Task inputs
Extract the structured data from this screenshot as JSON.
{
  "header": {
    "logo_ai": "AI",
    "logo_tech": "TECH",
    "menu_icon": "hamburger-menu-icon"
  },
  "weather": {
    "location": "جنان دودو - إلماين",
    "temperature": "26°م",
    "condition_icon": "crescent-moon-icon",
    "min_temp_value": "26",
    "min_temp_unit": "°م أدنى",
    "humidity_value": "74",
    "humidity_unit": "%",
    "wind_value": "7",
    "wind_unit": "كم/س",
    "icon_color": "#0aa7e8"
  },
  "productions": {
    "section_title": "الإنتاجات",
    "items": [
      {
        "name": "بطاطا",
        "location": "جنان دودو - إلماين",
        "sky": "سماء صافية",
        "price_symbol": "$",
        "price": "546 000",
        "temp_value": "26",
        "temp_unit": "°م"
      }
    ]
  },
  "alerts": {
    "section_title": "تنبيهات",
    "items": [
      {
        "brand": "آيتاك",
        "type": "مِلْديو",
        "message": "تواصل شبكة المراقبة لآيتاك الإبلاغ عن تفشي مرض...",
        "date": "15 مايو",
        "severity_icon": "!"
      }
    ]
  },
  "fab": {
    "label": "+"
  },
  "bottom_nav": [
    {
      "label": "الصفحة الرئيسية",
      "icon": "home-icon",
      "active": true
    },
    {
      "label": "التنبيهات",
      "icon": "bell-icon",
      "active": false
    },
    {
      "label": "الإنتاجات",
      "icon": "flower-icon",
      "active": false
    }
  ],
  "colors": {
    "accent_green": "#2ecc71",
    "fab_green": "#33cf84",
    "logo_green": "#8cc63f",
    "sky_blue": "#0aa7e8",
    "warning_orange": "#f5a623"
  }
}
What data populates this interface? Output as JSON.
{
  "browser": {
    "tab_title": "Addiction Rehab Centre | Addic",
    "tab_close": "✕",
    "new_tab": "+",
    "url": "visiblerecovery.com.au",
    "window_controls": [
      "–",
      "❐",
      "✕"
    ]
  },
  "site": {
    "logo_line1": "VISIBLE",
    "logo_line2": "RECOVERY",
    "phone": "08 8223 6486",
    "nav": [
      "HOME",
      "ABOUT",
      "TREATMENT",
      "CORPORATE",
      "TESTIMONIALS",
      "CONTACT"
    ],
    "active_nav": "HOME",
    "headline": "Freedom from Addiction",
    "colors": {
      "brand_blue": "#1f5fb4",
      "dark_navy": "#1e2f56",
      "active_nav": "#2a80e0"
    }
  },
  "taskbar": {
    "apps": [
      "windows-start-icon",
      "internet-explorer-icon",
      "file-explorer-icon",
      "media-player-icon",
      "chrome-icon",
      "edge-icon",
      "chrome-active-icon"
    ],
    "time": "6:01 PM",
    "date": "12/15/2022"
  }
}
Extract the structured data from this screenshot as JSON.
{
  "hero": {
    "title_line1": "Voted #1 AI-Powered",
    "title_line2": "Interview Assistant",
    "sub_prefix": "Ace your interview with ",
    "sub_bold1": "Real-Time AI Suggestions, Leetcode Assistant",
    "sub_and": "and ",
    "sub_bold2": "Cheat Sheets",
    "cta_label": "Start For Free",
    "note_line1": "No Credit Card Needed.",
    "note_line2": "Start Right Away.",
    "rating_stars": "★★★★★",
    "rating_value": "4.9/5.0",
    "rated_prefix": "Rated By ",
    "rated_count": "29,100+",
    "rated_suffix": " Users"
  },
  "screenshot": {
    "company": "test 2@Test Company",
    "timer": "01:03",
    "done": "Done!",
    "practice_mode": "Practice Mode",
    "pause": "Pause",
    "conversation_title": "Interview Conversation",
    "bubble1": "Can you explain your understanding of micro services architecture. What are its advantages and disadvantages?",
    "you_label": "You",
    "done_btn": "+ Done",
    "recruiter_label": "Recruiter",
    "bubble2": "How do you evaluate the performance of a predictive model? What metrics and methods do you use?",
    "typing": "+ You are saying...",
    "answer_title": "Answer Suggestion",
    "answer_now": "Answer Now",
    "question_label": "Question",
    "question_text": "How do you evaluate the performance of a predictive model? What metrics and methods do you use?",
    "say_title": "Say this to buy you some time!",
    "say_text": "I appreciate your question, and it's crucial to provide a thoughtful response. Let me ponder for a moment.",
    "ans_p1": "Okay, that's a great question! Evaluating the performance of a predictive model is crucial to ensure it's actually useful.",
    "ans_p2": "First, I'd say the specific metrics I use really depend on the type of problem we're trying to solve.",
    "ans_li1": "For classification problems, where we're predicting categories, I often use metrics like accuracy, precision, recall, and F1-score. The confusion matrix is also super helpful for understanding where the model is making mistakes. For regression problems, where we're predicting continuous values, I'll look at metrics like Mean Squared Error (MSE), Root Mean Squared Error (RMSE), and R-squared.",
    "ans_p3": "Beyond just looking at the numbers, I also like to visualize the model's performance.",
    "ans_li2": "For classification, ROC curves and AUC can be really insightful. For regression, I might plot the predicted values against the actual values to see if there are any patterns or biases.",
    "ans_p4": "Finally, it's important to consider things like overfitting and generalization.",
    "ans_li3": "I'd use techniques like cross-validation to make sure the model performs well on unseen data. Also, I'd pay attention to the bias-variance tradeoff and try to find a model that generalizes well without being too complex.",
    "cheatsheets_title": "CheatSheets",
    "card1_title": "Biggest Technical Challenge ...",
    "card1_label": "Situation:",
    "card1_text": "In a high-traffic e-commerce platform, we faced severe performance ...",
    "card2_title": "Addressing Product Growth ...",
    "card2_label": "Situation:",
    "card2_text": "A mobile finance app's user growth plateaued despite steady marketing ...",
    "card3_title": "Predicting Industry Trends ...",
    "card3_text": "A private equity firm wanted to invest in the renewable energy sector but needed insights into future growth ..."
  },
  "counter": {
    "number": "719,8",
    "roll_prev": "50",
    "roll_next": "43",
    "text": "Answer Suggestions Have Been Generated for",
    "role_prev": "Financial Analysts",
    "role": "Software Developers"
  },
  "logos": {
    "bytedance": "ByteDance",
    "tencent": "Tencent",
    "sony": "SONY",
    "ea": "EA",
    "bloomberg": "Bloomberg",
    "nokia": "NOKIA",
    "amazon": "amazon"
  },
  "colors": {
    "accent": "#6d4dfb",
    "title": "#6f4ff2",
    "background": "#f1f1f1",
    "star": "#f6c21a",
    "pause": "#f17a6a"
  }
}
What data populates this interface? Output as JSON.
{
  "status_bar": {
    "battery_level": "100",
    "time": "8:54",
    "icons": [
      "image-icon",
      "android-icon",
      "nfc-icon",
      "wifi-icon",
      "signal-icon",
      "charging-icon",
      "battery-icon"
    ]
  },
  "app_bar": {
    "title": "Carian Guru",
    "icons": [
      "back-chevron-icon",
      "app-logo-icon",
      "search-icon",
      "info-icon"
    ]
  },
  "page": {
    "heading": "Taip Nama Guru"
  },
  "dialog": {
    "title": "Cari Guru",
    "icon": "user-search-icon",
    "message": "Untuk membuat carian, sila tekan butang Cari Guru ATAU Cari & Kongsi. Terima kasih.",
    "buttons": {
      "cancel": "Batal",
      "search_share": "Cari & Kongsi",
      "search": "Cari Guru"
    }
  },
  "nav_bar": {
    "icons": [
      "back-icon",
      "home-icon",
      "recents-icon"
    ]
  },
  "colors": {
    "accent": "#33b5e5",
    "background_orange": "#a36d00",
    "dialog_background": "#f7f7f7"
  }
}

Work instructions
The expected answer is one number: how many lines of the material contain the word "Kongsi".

Response
2